Striking old color example of De Wit's general sea chart of the the Southeastern US, Gulf Coast, Florida and the Caribbean, from his Orbis Maritimus ofte Zee Atlas.
The map is based upon Hessel Gerittsz map of 1631, although it is based more cloosely on Lootsman's chart of 1661. The map was likely engraved by Romein de Hooghe.
There is a wealth of navigational information including sandbanks and shoals. The chart is a masterpiece of decorative engraving with illustrations of sailing vessels, a compass rose and two elaborate title cartouches (Latin and Dutch), one showing cannibalism. The map was re-issued by Renard and by Ottens in the early 18th Century. A gorgeous old color example.
De Wit (1629 ca.-1706) was a mapmaker and mapseller who was born in Gouda but who worked and died in Amsterdam.

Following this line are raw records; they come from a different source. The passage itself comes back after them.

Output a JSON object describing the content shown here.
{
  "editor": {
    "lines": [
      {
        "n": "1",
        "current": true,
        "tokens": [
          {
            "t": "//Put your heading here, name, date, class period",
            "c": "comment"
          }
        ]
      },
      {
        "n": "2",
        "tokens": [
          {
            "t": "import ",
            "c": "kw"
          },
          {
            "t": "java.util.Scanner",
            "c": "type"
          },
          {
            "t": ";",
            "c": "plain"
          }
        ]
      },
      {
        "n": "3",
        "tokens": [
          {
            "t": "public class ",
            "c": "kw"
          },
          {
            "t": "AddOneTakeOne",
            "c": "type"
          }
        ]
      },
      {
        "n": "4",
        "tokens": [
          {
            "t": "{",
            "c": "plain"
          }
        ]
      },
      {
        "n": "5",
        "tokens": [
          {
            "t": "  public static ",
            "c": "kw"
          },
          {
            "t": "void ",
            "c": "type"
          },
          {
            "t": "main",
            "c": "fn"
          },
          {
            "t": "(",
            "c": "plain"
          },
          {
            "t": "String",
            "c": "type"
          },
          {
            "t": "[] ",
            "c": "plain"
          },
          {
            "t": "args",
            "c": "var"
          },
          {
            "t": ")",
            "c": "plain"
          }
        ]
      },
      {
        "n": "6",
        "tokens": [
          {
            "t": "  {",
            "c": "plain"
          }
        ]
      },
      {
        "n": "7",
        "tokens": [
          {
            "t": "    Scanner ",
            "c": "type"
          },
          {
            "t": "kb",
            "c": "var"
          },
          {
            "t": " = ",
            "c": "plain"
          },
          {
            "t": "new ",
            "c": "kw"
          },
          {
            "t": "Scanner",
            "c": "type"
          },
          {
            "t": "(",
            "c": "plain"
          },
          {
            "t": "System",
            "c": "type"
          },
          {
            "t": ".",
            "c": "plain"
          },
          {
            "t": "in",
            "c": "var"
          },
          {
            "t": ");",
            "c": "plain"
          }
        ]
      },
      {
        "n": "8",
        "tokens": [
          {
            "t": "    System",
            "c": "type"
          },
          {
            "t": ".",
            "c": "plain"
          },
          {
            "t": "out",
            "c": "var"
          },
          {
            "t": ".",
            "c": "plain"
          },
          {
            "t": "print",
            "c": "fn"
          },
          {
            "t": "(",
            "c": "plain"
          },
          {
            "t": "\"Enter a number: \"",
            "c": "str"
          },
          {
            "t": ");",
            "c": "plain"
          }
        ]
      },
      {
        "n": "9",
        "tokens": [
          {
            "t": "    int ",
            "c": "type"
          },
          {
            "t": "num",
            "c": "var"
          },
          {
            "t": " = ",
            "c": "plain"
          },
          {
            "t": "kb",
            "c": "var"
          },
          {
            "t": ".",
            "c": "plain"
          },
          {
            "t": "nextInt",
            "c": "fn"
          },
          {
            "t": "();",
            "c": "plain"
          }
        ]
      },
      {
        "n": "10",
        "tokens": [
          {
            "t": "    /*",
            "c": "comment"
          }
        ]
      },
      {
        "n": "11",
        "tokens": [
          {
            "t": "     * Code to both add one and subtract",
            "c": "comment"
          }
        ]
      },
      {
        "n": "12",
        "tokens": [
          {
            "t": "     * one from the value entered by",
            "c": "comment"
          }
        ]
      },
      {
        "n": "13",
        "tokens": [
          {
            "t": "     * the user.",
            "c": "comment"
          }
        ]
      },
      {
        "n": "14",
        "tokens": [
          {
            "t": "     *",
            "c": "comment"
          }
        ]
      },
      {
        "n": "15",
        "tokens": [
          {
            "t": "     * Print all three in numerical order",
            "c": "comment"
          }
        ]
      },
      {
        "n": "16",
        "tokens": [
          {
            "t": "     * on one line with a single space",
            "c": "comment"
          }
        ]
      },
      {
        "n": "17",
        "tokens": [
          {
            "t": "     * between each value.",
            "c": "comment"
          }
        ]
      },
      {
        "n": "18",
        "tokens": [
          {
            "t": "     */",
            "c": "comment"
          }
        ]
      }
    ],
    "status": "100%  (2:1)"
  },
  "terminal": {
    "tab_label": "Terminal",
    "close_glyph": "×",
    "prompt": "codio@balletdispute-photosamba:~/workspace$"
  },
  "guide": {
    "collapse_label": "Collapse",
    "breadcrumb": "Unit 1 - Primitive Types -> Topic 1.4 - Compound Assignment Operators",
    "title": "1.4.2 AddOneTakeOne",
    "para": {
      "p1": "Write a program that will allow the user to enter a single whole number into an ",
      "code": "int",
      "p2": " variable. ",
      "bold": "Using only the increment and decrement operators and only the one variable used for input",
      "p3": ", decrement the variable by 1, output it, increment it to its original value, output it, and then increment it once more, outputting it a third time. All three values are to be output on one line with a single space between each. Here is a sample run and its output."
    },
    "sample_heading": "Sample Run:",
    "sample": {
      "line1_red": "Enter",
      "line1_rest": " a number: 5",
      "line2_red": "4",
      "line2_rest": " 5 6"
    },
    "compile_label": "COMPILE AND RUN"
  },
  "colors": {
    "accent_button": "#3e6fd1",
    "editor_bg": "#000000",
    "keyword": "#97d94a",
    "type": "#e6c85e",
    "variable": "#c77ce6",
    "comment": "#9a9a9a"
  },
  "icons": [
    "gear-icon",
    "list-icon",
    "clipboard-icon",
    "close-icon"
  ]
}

He moved to the city in 1648, where he opened a printing operation under the name of The Three Crabs; later, he changed the name of his shop to The White Chart. From the 1660s onward, he published atlases with a variety of maps; he is best known for these atlases and his Dutch town maps. After Frederik’s death in 1706, his wife Maria ran the shop for four years before selling it. Their son, Franciscus, was a stockfish merchant and had no interest in the map shop. At the auction to liquidate the de Wit stock, most of the plates went to Pieter Mortier, whose firm eventually became Covens & Mortier, one of the biggest cartography houses of the eighteenth century.